Getting closer to that 90 degree angle and keeping my hand in place with a hand-stop locks me into the sling hard. What’s nice is with carbines, is that your stock sling swivel might be set up in a good spot to act as a hand stop and give you that 90 degree elbow bend… no changes necessary.
Modern Shooting Slings
There are a few products which make things *even better*… More better you say? Yes I did. I use a Short Action Precision Positional sling, which is something I recently purchased. It is a modern shooting sling, and it has all the benefits of a traditional shooting sling, but it is both faster and easier to use. Setup like this, I can lock myself into the gun quickly, and get out of the sling quickly as well. There are a few other products out there as well, such as the Armageddon PRS, the TAB gear shooting sling and a few others, so do some research.
Adding and using a traditional or even a modern shooting sling to your equipment lineup is a great way to get more mileage from a sling than simply a means to carry the rifle.
I was forwarded this via email from the local 3 Gun match director Mark Meek. I think a good many people don’t realize how quickly a situation can escalate, and how hard it can be it identify the good guys from the bad guys. Many anti-gun people believe that their mantle of innocence is a shield from violence. That belief leads to impotent inaction which can cost them, or their loved ones their lives.

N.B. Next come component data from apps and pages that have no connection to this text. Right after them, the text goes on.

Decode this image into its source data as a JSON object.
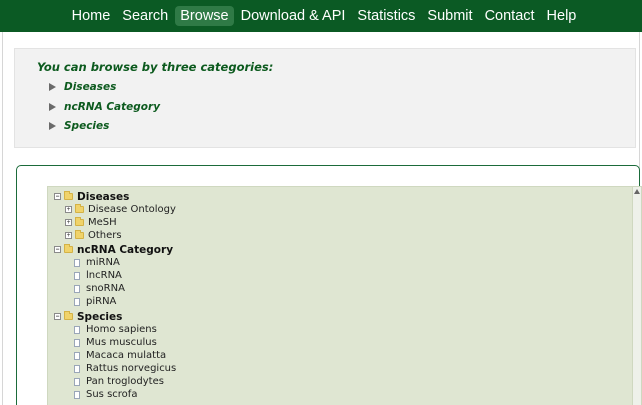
{
  "nav": {
    "items": [
      {
        "label": "Home"
      },
      {
        "label": "Search"
      },
      {
        "label": "Browse"
      },
      {
        "label": "Download & API"
      },
      {
        "label": "Statistics"
      },
      {
        "label": "Submit"
      },
      {
        "label": "Contact"
      },
      {
        "label": "Help"
      }
    ],
    "active_index": 2
  },
  "intro": {
    "title": "You can browse by three categories:",
    "links": [
      {
        "label": "Diseases"
      },
      {
        "label": "ncRNA Category"
      },
      {
        "label": "Species"
      }
    ]
  },
  "tree": {
    "diseases": {
      "label": "Diseases",
      "children": [
        {
          "label": "Disease Ontology"
        },
        {
          "label": "MeSH"
        },
        {
          "label": "Others"
        }
      ]
    },
    "ncrna": {
      "label": "ncRNA Category",
      "children": [
        {
          "label": "miRNA"
        },
        {
          "label": "lncRNA"
        },
        {
          "label": "snoRNA"
        },
        {
          "label": "piRNA"
        }
      ]
    },
    "species": {
      "label": "Species",
      "children": [
        {
          "label": "Homo sapiens"
        },
        {
          "label": "Mus musculus"
        },
        {
          "label": "Macaca mulatta"
        },
        {
          "label": "Rattus norvegicus"
        },
        {
          "label": "Pan troglodytes"
        },
        {
          "label": "Sus scrofa"
        }
      ]
    },
    "toggle_minus": "−",
    "toggle_plus": "+"
  },
  "colors": {
    "navbar": "#0b5a24",
    "nav_active": "#2f7a46",
    "link_text": "#0c5a1e",
    "tree_bg": "#dfe6d2",
    "panel_border": "#1b6b3a"
  }
}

We have seen a lot of change in firearms advancement and their use. Even the owners of this website have seen major changes in firearms and their application for sporting and war in our relatively short times. Keeping that in mind, it is always worth a look back at the rich past of our favorite tools.
Testing of one of the early “bullet proof ” vests.
US Special Forces vet helping Rhodesia fight off the communists.
A picture of some very, very famous men who would greatly influence rifle development. Among these worthies are Harvey Donaldson and John Unertl.
NRA marksmanship badges.
Famous barrel making genius, Harry Pope’s gun collection.
Women practices running to her fighting position during the Rhodesian Bush war.
US Green Beret adviser in South Vietnam in the very early years.
S&W Heavy duty.
Indig troop sets watch against the communists with his child in his lap.
An advertisement for the old excellent Marble cleaning rod.
ARVN troops learning how to use the M16 at the firing range.
Back in the good old days, when gun stores had all manner of exotic foreign weapons.
All of the guns or a true genius and a gift to us all.
The Block I SOPMOD kit. that was the start of a giant industry that continues.
Over 100 years and still serving perfectly.
And a reminder. Facts that should always be handy for those who try to rob of such an important history and right.